* [Data for this exercise]:
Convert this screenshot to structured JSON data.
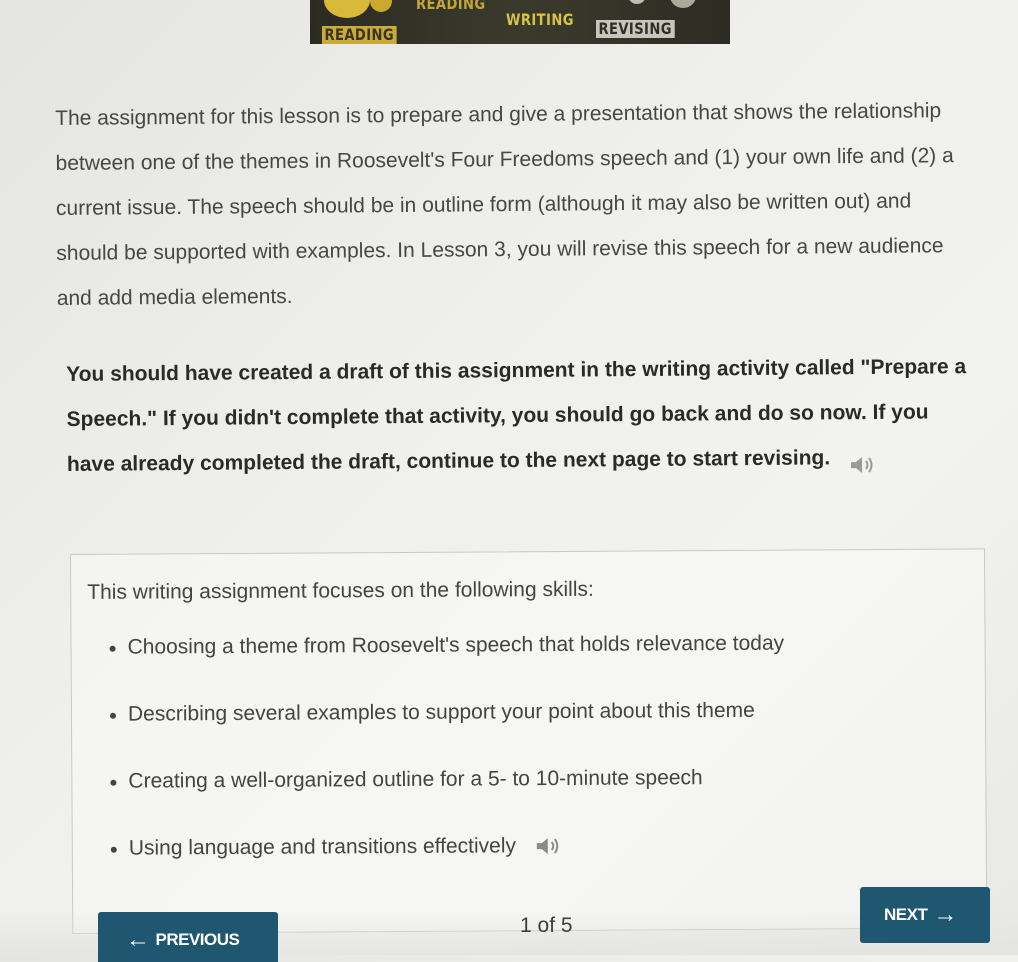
{
  "banner": {
    "reading_top": "READING",
    "reading": "READING",
    "writing": "WRITING",
    "revising": "REVISING"
  },
  "intro_paragraph": "The assignment for this lesson is to prepare and give a presentation that shows the relationship between one of the themes in Roosevelt's Four Freedoms speech and (1) your own life and (2) a current issue. The speech should be in outline form (although it may also be written out) and should be supported with examples. In Lesson 3, you will revise this speech for a new audience and add media elements.",
  "draft_paragraph": "You should have created a draft of this assignment in the writing activity called \"Prepare a Speech.\" If you didn't complete that activity, you should go back and do so now. If you have already completed the draft, continue to the next page to start revising.",
  "skills": {
    "title": "This writing assignment focuses on the following skills:",
    "items": [
      "Choosing a theme from Roosevelt's speech that holds relevance today",
      "Describing several examples to support your point about this theme",
      "Creating a well-organized outline for a 5- to 10-minute speech",
      "Using language and transitions effectively"
    ]
  },
  "navigation": {
    "previous_label": "PREVIOUS",
    "next_label": "NEXT",
    "page_indicator": "1 of 5"
  },
  "icons": {
    "speaker": "speaker-icon",
    "arrow_left": "arrow-left-icon",
    "arrow_right": "arrow-right-icon"
  },
  "colors": {
    "button": "#1f5670",
    "banner_dark": "#2b2b23",
    "banner_gold": "#c9ab3b"
  }
}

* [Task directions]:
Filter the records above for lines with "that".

* [Your response]:
  "intro_paragraph": "The assignment for this lesson is to prepare and give a presentation that shows the relationship between one of the themes in Roosevelt's Four Freedoms speech and (1) your own life and (2) a current issue. The speech should be in outline form (although it may also be written out) and should be supported with examples. In Lesson 3, you will revise this speech for a new audience and add media elements.",
  "draft_paragraph": "You should have created a draft of this assignment in the writing activity called \"Prepare a Speech.\" If you didn't complete that activity, you should go back and do so now. If you have already completed the draft, continue to the next page to start revising.",
      "Choosing a theme from Roosevelt's speech that holds relevance today",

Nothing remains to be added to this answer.